Underwater welding has two distinct forms: wet welding and hyperbaric welding. Both require specific commercial dive gear. Here’s a look at how these procedures, and their equipment, differ.
Since oxygenated water would create a porous and brittle weld, wet welding is not actually performed in direct contact with the water surrounding it. The weld site is underwater, but the stick-welding commercial dive gear, and the processes involved, create a small bubble of hydrogen gas that protects the weld from the water’s damaging effects. This gas creates a ‘flux’ that covers the weld site, and protects it while it cools.
Underwater welders are highly trained for a reason. Not only does the electric arc from the commercial dive gear welding stick generate massive amounts of heat, but it also creates a large number of bubbles, making it near impossible to view the actual weld’s location. Through extensive training and practice, underwater welders learn to operate blind, guessing the distance and level of penetration.
Commercial dive gear for wet welding requires a specific wet-welding power system that leverages double-insulated wires connected to the stinger. The task also requires a knife switch, and solely direct current.
Hyperbaric welding, also known as ‘dry’ welding, is a different beast entirely. Unlike wet welding, which operates in a wet environment and uses tools to remove water from the weld area, hyperbaric welding takes place inside an underwater, pressurized room. This site separates surrounding water from the welding area. The room needs to be pressurized due to its position below sea level, in order to compensate for the increased pressure outside the room. By filling the room with gas, operators can pressurize the room to make up for the pressure-related depth.
While this may seem similar to dry welding performed topside, there are unique and critical differences. First, hyperbaric welding is highly pressurized (0.7% lbs/square inch), as opposed to the regular atmospheric pressure of traditional dry welding. This means welders need to set their air volumes to match the pressure of the surrounding water. Second, this form of dry welding takes place in an underwater ‘habitat’ that generally fits tightly around the welding space. Third, it is very expensive. The expense is due to the total cost of the room, its upkeep, maintenance, and gas and power bills.
In regards to equipment, dry welding leverages a singular insulation system to run the power cables.
Is It Dangerous?
Underwater welding may sound threatening, but the risks are minimal. The danger is similar to that of any deep diving work. In other words, underwater welding isn’t the most dangerous type of commercial diving.
Where to Start?

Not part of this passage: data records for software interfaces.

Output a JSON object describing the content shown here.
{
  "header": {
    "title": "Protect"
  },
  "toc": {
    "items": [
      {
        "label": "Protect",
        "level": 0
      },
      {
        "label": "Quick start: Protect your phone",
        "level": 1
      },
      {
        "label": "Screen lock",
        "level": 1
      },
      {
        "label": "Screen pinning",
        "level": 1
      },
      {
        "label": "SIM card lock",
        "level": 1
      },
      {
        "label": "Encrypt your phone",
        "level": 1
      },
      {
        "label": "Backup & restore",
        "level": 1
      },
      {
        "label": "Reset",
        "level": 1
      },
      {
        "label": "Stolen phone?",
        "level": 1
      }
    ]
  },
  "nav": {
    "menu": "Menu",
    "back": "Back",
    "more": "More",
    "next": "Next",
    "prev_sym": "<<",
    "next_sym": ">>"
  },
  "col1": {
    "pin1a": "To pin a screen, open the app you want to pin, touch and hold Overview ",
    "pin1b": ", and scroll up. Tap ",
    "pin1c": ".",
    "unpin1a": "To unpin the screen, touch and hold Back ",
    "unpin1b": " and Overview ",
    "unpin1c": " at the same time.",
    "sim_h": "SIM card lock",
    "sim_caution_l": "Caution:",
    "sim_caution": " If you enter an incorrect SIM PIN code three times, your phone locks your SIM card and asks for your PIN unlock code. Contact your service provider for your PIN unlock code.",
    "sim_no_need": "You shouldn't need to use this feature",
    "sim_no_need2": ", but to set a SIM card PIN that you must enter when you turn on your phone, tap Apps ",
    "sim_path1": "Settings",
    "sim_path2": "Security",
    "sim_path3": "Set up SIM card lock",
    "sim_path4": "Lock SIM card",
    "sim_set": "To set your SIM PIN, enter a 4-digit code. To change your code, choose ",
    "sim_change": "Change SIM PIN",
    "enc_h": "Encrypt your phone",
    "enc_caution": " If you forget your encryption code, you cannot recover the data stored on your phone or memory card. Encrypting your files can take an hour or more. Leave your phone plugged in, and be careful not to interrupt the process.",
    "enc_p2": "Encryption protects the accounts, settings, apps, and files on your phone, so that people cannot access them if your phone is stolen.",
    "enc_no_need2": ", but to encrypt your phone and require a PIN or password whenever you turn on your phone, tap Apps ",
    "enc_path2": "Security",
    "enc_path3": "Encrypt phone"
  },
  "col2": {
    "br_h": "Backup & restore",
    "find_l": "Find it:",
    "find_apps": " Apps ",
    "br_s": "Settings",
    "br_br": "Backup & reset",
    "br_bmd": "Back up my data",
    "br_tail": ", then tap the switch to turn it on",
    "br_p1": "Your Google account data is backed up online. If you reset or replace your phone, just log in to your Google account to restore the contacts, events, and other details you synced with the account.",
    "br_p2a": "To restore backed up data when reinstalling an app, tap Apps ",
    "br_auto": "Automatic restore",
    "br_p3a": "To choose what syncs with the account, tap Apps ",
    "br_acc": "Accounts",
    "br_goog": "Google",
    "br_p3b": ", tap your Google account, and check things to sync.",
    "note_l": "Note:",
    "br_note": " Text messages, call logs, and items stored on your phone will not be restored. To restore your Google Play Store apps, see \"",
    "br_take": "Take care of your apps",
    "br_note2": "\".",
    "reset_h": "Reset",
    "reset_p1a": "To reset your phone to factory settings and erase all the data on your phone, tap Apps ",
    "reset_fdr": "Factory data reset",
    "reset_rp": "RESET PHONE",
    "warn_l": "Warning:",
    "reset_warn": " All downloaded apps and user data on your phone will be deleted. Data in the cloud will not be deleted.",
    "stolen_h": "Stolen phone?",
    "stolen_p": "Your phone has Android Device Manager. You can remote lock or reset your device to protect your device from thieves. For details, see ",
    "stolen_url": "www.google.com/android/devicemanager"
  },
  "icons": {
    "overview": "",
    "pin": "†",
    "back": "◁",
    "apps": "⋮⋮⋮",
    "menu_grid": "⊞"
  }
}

Underwater welders, whether they do wet or hyperbaric work, require several tools. They have to purchase or rent commercial dive gear and underwater welding equipment. Aqua-Air provides these necessities and more. Be sure tocheck out our website for more information on our products and services.